▶ [Work request]: Among the lines of the records below, copy those that hold the word "доступа".

▶ [Study material]:
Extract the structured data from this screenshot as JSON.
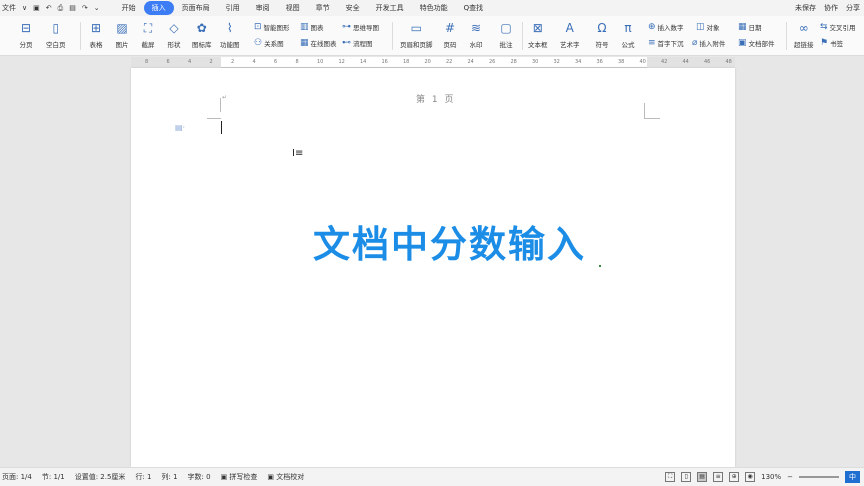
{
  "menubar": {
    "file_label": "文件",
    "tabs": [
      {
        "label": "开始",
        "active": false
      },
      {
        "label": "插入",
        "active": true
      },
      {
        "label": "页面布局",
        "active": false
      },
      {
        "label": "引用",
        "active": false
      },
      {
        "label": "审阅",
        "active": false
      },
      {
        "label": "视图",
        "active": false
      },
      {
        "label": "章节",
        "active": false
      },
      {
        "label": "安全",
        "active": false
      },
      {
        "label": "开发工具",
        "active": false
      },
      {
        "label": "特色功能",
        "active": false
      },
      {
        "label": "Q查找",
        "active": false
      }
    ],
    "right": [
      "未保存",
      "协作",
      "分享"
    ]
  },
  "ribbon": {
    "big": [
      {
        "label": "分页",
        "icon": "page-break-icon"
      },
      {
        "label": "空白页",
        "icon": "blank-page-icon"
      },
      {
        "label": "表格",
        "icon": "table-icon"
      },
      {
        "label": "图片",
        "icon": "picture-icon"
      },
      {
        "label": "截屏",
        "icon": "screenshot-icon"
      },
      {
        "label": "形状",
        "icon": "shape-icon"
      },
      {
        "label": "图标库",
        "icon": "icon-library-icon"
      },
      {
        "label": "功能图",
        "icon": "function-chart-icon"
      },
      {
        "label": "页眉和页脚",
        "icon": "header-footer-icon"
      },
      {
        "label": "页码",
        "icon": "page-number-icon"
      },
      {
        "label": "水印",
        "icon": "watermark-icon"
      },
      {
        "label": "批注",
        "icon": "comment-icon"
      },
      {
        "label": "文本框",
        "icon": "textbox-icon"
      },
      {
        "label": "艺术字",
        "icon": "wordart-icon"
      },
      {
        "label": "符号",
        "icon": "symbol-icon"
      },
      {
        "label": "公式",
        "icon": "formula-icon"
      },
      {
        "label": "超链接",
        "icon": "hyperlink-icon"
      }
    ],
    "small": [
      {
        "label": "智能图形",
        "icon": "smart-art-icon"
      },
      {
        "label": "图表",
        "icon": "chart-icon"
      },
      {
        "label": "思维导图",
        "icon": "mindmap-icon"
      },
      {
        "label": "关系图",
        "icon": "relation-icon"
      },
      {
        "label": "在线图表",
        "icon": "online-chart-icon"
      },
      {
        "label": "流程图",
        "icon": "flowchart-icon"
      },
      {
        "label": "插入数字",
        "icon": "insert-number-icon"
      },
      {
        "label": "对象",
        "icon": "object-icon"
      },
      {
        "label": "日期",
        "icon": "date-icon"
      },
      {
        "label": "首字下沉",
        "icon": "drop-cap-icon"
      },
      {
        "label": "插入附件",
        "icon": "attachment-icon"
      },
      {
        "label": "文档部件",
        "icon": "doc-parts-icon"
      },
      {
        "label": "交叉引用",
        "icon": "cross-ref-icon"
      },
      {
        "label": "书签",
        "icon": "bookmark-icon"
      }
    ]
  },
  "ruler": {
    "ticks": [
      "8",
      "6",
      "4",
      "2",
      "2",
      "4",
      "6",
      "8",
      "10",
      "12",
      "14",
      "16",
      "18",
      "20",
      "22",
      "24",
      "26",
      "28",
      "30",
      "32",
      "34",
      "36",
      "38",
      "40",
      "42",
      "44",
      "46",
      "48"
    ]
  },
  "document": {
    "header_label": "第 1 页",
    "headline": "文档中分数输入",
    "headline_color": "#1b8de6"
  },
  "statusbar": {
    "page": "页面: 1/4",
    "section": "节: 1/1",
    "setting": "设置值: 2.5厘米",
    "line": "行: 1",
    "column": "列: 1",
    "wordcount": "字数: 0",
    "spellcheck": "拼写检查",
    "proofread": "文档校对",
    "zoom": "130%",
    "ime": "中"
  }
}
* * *
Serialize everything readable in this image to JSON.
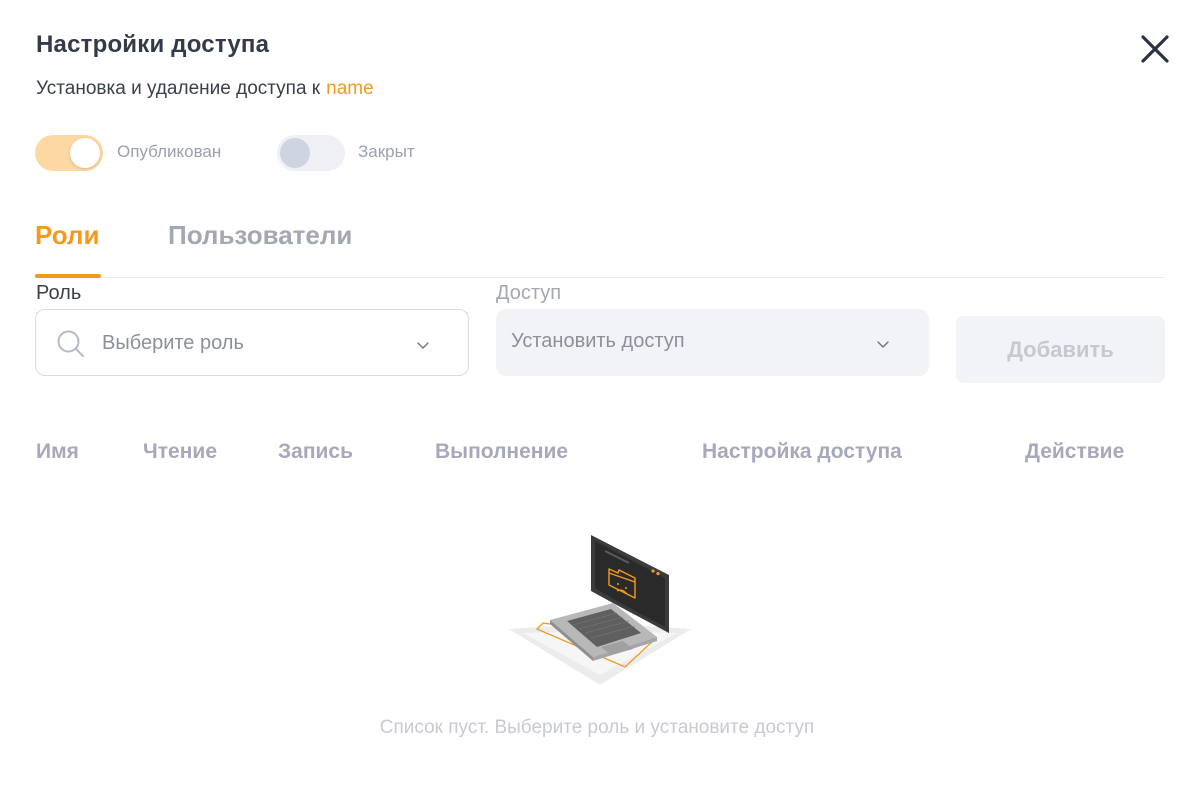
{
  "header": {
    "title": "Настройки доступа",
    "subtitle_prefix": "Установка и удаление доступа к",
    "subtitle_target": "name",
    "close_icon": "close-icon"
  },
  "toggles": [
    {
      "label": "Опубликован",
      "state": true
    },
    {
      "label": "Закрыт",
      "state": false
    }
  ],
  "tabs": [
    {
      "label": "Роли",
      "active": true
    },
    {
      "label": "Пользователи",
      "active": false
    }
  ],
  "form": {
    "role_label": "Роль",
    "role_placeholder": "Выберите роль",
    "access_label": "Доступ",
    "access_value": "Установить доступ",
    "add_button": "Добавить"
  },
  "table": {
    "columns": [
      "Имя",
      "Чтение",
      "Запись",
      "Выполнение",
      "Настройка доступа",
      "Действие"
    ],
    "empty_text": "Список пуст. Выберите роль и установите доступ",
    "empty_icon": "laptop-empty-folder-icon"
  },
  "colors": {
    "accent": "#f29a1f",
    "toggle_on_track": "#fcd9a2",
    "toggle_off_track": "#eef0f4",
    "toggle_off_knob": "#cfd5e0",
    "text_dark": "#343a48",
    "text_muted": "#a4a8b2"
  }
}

▶ [Task output]:
    "title": "Настройки доступа",
    "subtitle_prefix": "Установка и удаление доступа к",
      "Настройка доступа",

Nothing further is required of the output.